The modern house shown in this photo was built directly on top of 2000 year old Roman ruins. Brick support columns for the house were erected in the middle of the ruins. I don't know much about these particular ruins, but I believe them to be part of a Roman hillside apartment complex. Most Roman citizens of the day were apartment dwellers. More info. later. There are fascinating gems like this scattered around the city. If you are an avid hiker like myself, the best way to see them is on foot.
This site is located about 200 meters northeast of old town Verona across Riva Adige. It is just one of the fascinating sites you pass while walking to Hotel / Hostel Villa Francescatti.
By the way Villa Francescatti is 450 year old restored Italiano villa right out the storybooks. It is now a clean and well maintained hostel with many doubles and family rooms. It is in an idylic park like setting. You can sit in the gardens, dine, drink, and relax. It is the best lodging deal in Verona.
Okay, who was Garibaldi??? He was an Italian hero who fought for the unification of Italy during the wars between 1848 and only finished in 1870. He was actually born in Nice and at one point immigrated and became a citizen of the USA between 1849-1854. He returned to Italy in 1854 and in 1859 invaded Sicily and Napels with his troops called the "Red Shirts" and freed them from Spanish rule.

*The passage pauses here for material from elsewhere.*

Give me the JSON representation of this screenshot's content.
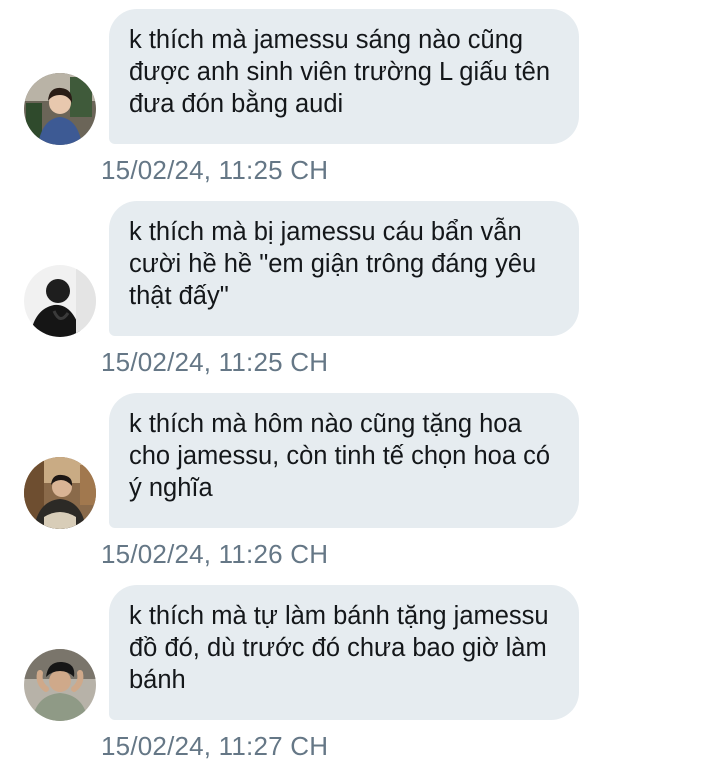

When strolling around the old core of the city, take a look at the balconies of Verona. Most of them are decorated by the flowers and plants, especially those in Via Porta Borsari and Santa Anastasia (on the picture). It looks like a kind of the competition between the local citizens.
The statue to Garibaldi stands on the little square, Piazza Indipedenza, right behind the Piazza dei Signori.
Giuseppe Garibaldi is the most significant politician in the history of the country and each and every Italian town honour him by the monument.